By far the best part of the book deals with the heavyweight boxing champions since 1956--Patterson, Johansson, Liston, Ali, Frazier, Foreman--and their biggest fights. Cosell offers inside information and for once lets athletes, rather than himself, dominate the action. He recalls a visit to Sonny Liston's training camp during which Liston and Liston's wife danced in the ring to the song "Night Train." He discusses Ali's poor conditioning before his 1972 title fight with Joe Frazier and before his bout last spring with Kenny Norton.

Cosell effectively blasts the myth that it's hard to find a black man qualified to manage a major league baseball team. "Any 12-year-old," he writes, "knows that all [owners] do is play musical chairs with a bunch of anonymous mediocrities as managers...there are certain preeminent qualifications to managing a major-league baseball club: You must be white and either a heavy drinker or a cardplayer."

SOONER or later, however, Cosell always returns to his main interest: himself. He congratulates himself for his grueling schedule--as if he performed a vital service--and is impressed by his "great verbal dexterity." He recalls with pride different occasions when he badgered athletes into being interviewed only minutes before a contest, when they should not have been disturbed.

"Without me you're a nothing," he once told Ali. "Nobody would know your name...Where would you be...without me doing your fights...? Yes, I made you." Trying to interview Sandy Koufax on short notice, he says, "Sandy, you were just a damned snit from Brooklyn sitting in the corner of the dugout surrounded by the great ones when I first met you. You owe me this."

Cosell seems to approach everything with the attitude that he has something to teach rather than learn. But the expertise he brings to boxing, where the fighter's personality is crucial, cannot be carried over to a team sport like football, where personalities are less significant than the always changing, always unique situations of the game. Yet on "Monday Night Football" each week, Cosell subjects viewers to trivial "color" stories--stretched out inexcusably--while the game itself becomes a backdrop for his voice.

In his book, Cosell's perspective about himself is revealed best by his dead-serious statement that "the one thing that would take me out of broadcast would be the opportunity to serve in the Senate of the United States." Serve--or perform?
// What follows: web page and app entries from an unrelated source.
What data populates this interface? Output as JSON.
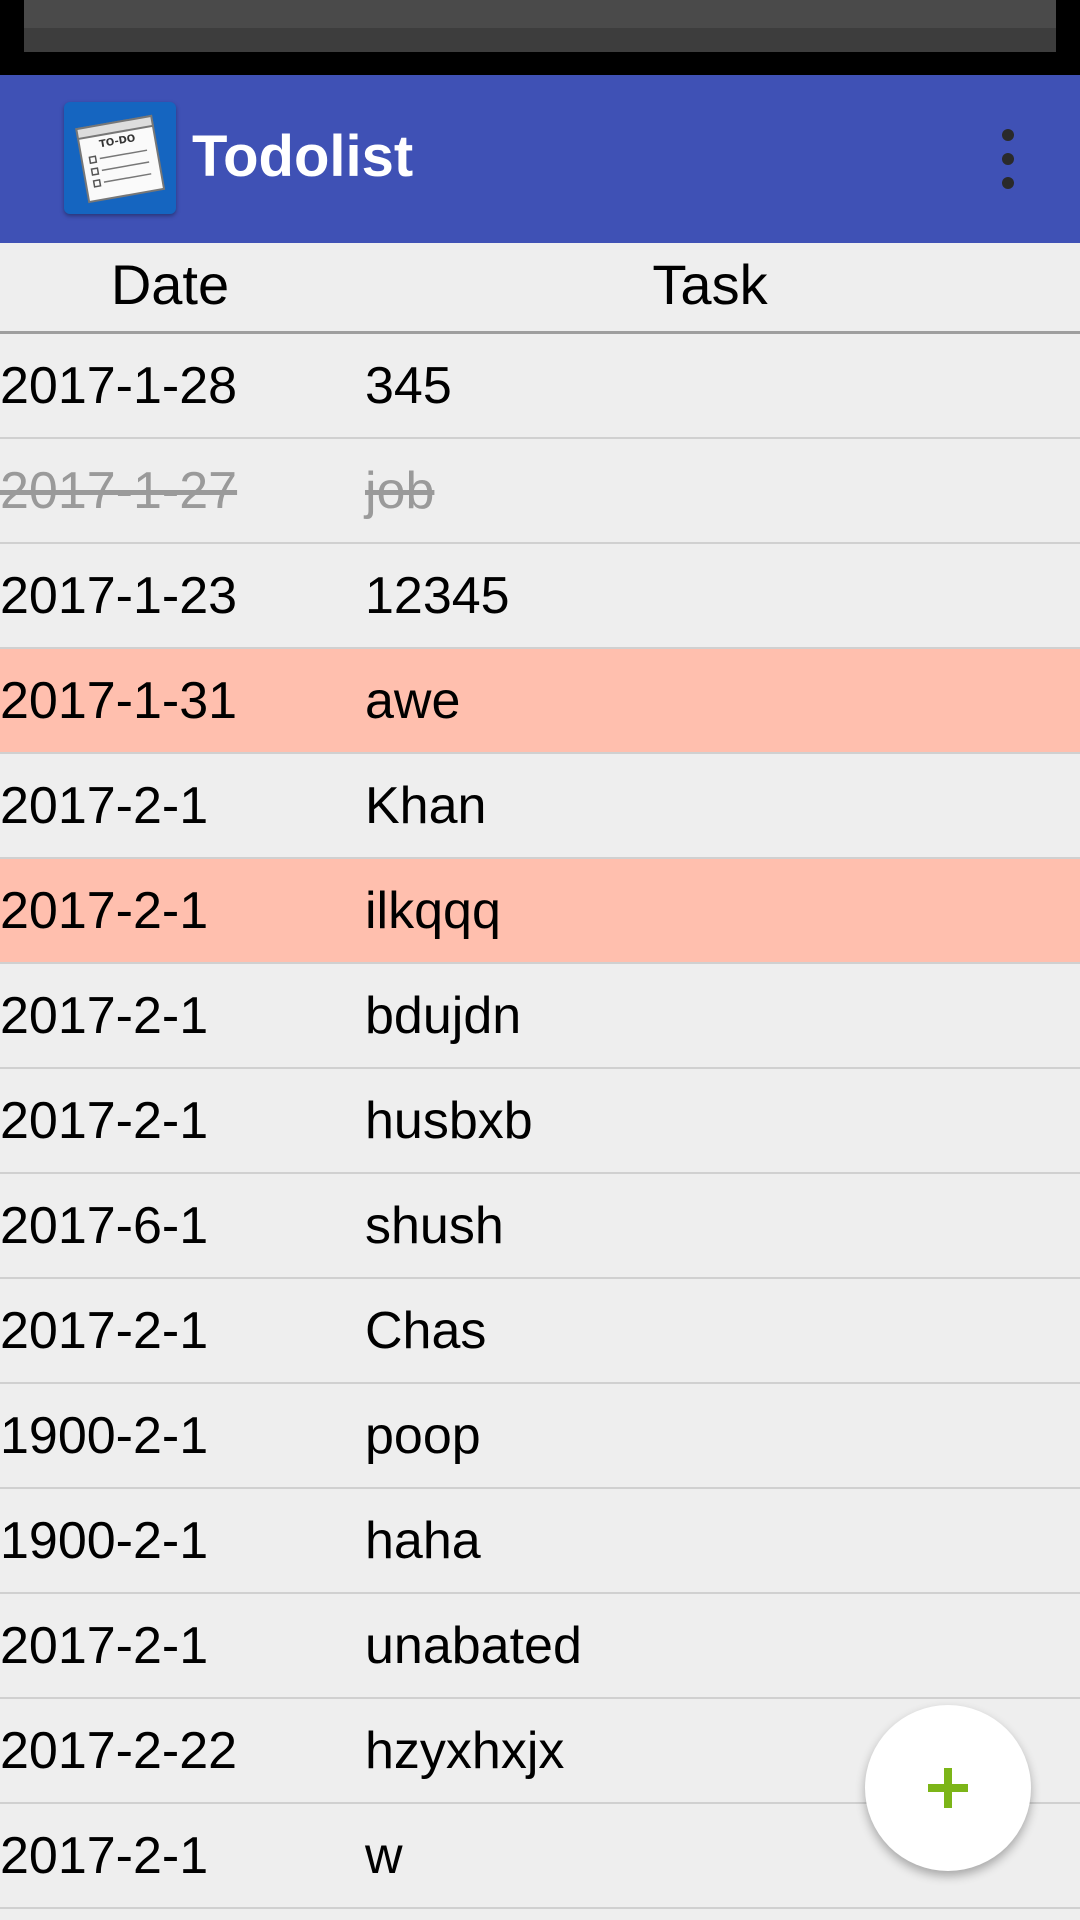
{
  "app": {
    "title": "Todolist"
  },
  "colors": {
    "app_bar": "#3f51b5",
    "highlight_row": "#ffbfae",
    "fab_plus": "#7cb518"
  },
  "icons": {
    "app_icon": "todo-notepad-icon",
    "overflow": "more-vert-icon",
    "fab": "plus-icon"
  },
  "header": {
    "date": "Date",
    "task": "Task"
  },
  "rows": [
    {
      "date": "2017-1-28",
      "task": "345",
      "state": "normal"
    },
    {
      "date": "2017-1-27",
      "task": "job",
      "state": "done"
    },
    {
      "date": "2017-1-23",
      "task": "12345",
      "state": "normal"
    },
    {
      "date": "2017-1-31",
      "task": "awe",
      "state": "highlighted"
    },
    {
      "date": "2017-2-1",
      "task": "Khan",
      "state": "normal"
    },
    {
      "date": "2017-2-1",
      "task": "ilkqqq",
      "state": "highlighted"
    },
    {
      "date": "2017-2-1",
      "task": "bdujdn",
      "state": "normal"
    },
    {
      "date": "2017-2-1",
      "task": "husbxb",
      "state": "normal"
    },
    {
      "date": "2017-6-1",
      "task": "shush",
      "state": "normal"
    },
    {
      "date": "2017-2-1",
      "task": "Chas",
      "state": "normal"
    },
    {
      "date": "1900-2-1",
      "task": "poop",
      "state": "normal"
    },
    {
      "date": "1900-2-1",
      "task": "haha",
      "state": "normal"
    },
    {
      "date": "2017-2-1",
      "task": "unabated",
      "state": "normal"
    },
    {
      "date": "2017-2-22",
      "task": "hzyxhxjx",
      "state": "normal"
    },
    {
      "date": "2017-2-1",
      "task": "w",
      "state": "normal"
    }
  ]
}
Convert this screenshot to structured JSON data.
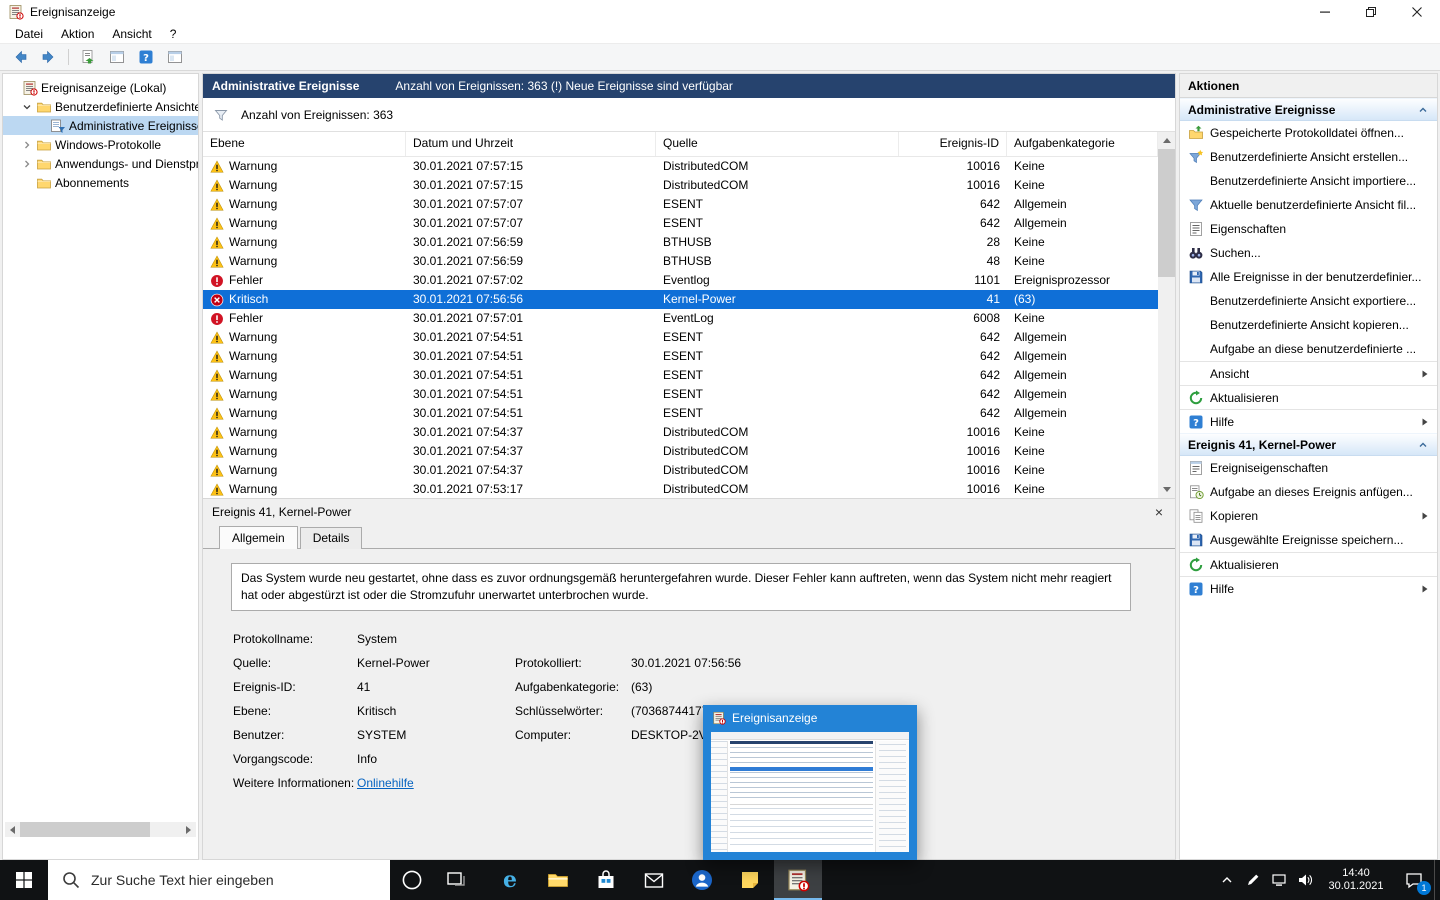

But maybe this idea isn't so far-fetched. Watch "Monday Night Football" tonight, listen to Cosell, and then consider whether a promise like that might not get him elected.